MATERIAL PROVIDED:
=== Begin Enclosure ===
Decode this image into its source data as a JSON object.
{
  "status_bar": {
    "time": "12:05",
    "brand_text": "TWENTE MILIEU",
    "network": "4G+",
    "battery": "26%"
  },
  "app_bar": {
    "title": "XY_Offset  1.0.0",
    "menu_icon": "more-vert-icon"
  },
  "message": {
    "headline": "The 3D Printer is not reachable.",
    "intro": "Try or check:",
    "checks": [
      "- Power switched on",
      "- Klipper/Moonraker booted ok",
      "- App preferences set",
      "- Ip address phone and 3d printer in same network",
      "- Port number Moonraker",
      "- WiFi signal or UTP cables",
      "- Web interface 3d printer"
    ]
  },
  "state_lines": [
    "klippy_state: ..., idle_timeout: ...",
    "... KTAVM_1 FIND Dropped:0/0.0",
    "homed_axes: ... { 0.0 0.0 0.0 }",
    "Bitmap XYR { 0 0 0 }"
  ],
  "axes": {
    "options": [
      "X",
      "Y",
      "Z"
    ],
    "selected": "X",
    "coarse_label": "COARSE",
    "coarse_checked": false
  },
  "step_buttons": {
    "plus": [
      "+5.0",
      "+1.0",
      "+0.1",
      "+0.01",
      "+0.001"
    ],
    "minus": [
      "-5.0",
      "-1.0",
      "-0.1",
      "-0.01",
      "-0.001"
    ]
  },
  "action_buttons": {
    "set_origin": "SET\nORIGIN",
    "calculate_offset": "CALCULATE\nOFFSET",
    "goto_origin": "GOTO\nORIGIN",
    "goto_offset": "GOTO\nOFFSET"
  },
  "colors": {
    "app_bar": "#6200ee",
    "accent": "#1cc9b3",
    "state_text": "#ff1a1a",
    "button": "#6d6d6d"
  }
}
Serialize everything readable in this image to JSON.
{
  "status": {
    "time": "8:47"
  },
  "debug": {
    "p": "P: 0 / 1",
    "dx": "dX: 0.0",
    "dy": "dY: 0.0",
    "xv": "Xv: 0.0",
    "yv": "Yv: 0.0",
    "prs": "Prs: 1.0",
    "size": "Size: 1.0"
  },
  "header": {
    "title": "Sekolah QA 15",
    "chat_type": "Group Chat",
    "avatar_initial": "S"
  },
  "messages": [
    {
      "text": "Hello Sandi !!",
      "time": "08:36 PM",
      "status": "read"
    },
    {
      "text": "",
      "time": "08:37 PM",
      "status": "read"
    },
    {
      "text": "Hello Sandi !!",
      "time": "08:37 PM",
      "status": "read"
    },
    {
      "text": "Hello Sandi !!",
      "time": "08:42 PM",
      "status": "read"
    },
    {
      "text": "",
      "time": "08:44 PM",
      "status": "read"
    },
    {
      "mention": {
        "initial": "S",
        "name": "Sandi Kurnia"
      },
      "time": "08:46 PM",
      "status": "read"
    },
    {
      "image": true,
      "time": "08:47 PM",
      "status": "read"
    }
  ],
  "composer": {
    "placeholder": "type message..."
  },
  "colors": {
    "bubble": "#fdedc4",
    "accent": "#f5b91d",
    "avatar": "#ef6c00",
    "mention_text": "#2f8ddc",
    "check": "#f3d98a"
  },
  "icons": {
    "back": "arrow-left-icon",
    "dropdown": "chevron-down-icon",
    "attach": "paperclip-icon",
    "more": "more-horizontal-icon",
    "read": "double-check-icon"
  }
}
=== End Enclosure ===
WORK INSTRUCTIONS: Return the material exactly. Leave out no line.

SOLUTION FOR THIS TASK:
Decode this image into its source data as a JSON object.
{
  "status_bar": {
    "time": "12:05",
    "brand_text": "TWENTE MILIEU",
    "network": "4G+",
    "battery": "26%"
  },
  "app_bar": {
    "title": "XY_Offset  1.0.0",
    "menu_icon": "more-vert-icon"
  },
  "message": {
    "headline": "The 3D Printer is not reachable.",
    "intro": "Try or check:",
    "checks": [
      "- Power switched on",
      "- Klipper/Moonraker booted ok",
      "- App preferences set",
      "- Ip address phone and 3d printer in same network",
      "- Port number Moonraker",
      "- WiFi signal or UTP cables",
      "- Web interface 3d printer"
    ]
  },
  "state_lines": [
    "klippy_state: ..., idle_timeout: ...",
    "... KTAVM_1 FIND Dropped:0/0.0",
    "homed_axes: ... { 0.0 0.0 0.0 }",
    "Bitmap XYR { 0 0 0 }"
  ],
  "axes": {
    "options": [
      "X",
      "Y",
      "Z"
    ],
    "selected": "X",
    "coarse_label": "COARSE",
    "coarse_checked": false
  },
  "step_buttons": {
    "plus": [
      "+5.0",
      "+1.0",
      "+0.1",
      "+0.01",
      "+0.001"
    ],
    "minus": [
      "-5.0",
      "-1.0",
      "-0.1",
      "-0.01",
      "-0.001"
    ]
  },
  "action_buttons": {
    "set_origin": "SET\nORIGIN",
    "calculate_offset": "CALCULATE\nOFFSET",
    "goto_origin": "GOTO\nORIGIN",
    "goto_offset": "GOTO\nOFFSET"
  },
  "colors": {
    "app_bar": "#6200ee",
    "accent": "#1cc9b3",
    "state_text": "#ff1a1a",
    "button": "#6d6d6d"
  }
}
Serialize everything readable in this image to JSON.
{
  "status": {
    "time": "8:47"
  },
  "debug": {
    "p": "P: 0 / 1",
    "dx": "dX: 0.0",
    "dy": "dY: 0.0",
    "xv": "Xv: 0.0",
    "yv": "Yv: 0.0",
    "prs": "Prs: 1.0",
    "size": "Size: 1.0"
  },
  "header": {
    "title": "Sekolah QA 15",
    "chat_type": "Group Chat",
    "avatar_initial": "S"
  },
  "messages": [
    {
      "text": "Hello Sandi !!",
      "time": "08:36 PM",
      "status": "read"
    },
    {
      "text": "",
      "time": "08:37 PM",
      "status": "read"
    },
    {
      "text": "Hello Sandi !!",
      "time": "08:37 PM",
      "status": "read"
    },
    {
      "text": "Hello Sandi !!",
      "time": "08:42 PM",
      "status": "read"
    },
    {
      "text": "",
      "time": "08:44 PM",
      "status": "read"
    },
    {
      "mention": {
        "initial": "S",
        "name": "Sandi Kurnia"
      },
      "time": "08:46 PM",
      "status": "read"
    },
    {
      "image": true,
      "time": "08:47 PM",
      "status": "read"
    }
  ],
  "composer": {
    "placeholder": "type message..."
  },
  "colors": {
    "bubble": "#fdedc4",
    "accent": "#f5b91d",
    "avatar": "#ef6c00",
    "mention_text": "#2f8ddc",
    "check": "#f3d98a"
  },
  "icons": {
    "back": "arrow-left-icon",
    "dropdown": "chevron-down-icon",
    "attach": "paperclip-icon",
    "more": "more-horizontal-icon",
    "read": "double-check-icon"
  }
}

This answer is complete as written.